-------- Dataset content
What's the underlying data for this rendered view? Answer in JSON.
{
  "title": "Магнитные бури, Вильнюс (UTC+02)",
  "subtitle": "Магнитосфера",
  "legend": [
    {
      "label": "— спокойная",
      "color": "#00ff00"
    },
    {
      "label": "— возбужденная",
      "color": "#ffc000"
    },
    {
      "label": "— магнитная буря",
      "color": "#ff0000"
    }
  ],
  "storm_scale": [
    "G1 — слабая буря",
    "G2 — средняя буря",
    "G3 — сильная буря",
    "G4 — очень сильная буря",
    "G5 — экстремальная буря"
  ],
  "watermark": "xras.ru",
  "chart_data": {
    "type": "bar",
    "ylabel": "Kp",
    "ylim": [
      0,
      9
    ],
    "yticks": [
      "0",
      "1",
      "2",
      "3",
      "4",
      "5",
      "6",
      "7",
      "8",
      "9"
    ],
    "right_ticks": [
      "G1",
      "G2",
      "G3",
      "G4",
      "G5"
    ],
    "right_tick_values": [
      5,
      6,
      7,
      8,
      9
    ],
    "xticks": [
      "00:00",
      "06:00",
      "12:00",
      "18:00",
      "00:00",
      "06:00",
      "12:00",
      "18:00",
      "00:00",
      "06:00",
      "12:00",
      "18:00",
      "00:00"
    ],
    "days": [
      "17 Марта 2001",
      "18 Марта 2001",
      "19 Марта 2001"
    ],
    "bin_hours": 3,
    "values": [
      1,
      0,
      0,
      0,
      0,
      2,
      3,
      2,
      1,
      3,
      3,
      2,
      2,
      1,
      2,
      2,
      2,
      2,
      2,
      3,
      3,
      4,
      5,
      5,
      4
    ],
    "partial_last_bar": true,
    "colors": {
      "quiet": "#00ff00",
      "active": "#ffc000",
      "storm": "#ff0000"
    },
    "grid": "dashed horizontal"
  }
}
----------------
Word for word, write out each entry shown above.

What's the underlying data for this rendered view? Answer in JSON.
{
  "title": "Магнитные бури, Вильнюс (UTC+02)",
  "subtitle": "Магнитосфера",
  "legend": [
    {
      "label": "— спокойная",
      "color": "#00ff00"
    },
    {
      "label": "— возбужденная",
      "color": "#ffc000"
    },
    {
      "label": "— магнитная буря",
      "color": "#ff0000"
    }
  ],
  "storm_scale": [
    "G1 — слабая буря",
    "G2 — средняя буря",
    "G3 — сильная буря",
    "G4 — очень сильная буря",
    "G5 — экстремальная буря"
  ],
  "watermark": "xras.ru",
  "chart_data": {
    "type": "bar",
    "ylabel": "Kp",
    "ylim": [
      0,
      9
    ],
    "yticks": [
      "0",
      "1",
      "2",
      "3",
      "4",
      "5",
      "6",
      "7",
      "8",
      "9"
    ],
    "right_ticks": [
      "G1",
      "G2",
      "G3",
      "G4",
      "G5"
    ],
    "right_tick_values": [
      5,
      6,
      7,
      8,
      9
    ],
    "xticks": [
      "00:00",
      "06:00",
      "12:00",
      "18:00",
      "00:00",
      "06:00",
      "12:00",
      "18:00",
      "00:00",
      "06:00",
      "12:00",
      "18:00",
      "00:00"
    ],
    "days": [
      "17 Марта 2001",
      "18 Марта 2001",
      "19 Марта 2001"
    ],
    "bin_hours": 3,
    "values": [
      1,
      0,
      0,
      0,
      0,
      2,
      3,
      2,
      1,
      3,
      3,
      2,
      2,
      1,
      2,
      2,
      2,
      2,
      2,
      3,
      3,
      4,
      5,
      5,
      4
    ],
    "partial_last_bar": true,
    "colors": {
      "quiet": "#00ff00",
      "active": "#ffc000",
      "storm": "#ff0000"
    },
    "grid": "dashed horizontal"
  }
}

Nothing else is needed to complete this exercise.